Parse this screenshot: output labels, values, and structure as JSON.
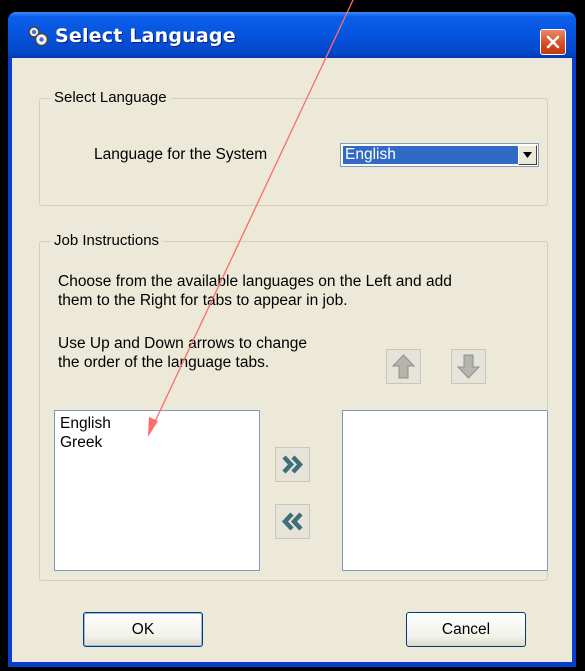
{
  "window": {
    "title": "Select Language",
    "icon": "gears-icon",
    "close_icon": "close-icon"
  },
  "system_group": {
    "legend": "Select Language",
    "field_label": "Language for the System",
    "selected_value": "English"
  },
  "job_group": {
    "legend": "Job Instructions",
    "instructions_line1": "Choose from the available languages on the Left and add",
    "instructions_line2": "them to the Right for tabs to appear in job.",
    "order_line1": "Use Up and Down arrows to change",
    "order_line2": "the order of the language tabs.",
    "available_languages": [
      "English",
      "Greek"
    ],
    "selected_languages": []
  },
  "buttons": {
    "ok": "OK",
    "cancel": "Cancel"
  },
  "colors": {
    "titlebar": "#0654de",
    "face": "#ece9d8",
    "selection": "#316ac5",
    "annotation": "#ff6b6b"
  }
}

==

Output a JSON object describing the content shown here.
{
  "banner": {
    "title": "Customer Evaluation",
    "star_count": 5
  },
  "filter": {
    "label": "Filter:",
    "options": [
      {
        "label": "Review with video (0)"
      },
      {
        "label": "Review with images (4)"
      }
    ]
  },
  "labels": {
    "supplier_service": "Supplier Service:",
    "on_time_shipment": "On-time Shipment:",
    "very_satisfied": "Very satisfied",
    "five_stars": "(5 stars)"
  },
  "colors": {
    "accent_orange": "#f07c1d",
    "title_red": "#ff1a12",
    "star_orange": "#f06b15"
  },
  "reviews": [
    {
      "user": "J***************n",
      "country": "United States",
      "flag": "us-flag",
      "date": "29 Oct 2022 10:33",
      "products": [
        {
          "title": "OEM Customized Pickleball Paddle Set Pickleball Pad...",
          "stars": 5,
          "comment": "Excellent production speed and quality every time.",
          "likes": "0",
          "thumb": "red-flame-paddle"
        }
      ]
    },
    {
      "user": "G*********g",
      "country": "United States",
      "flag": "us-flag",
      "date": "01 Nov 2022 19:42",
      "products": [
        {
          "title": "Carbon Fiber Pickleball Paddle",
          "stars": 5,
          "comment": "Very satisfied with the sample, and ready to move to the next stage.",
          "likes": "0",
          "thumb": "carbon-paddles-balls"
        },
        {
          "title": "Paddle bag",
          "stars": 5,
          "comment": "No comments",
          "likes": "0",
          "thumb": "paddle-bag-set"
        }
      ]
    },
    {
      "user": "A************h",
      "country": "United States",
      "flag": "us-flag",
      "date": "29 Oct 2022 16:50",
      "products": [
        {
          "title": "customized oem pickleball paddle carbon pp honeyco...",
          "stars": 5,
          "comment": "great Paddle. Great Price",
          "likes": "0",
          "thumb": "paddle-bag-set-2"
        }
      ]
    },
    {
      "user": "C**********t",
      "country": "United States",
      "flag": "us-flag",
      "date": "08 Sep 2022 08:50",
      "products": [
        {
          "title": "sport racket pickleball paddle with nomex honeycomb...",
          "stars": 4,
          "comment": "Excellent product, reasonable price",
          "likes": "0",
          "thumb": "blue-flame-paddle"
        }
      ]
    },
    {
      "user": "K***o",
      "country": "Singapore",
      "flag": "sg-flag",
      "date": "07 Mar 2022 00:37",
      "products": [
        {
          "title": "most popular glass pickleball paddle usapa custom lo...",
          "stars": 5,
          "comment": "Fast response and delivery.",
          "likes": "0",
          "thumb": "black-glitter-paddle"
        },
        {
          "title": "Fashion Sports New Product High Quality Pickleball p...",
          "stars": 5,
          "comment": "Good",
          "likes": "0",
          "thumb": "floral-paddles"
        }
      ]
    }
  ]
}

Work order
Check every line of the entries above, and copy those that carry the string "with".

Response area
        "label": "Review with video (0)"
        "label": "Review with images (4)"
          "comment": "Very satisfied with the sample, and ready to move to the next stage.",
          "title": "sport racket pickleball paddle with nomex honeycomb...",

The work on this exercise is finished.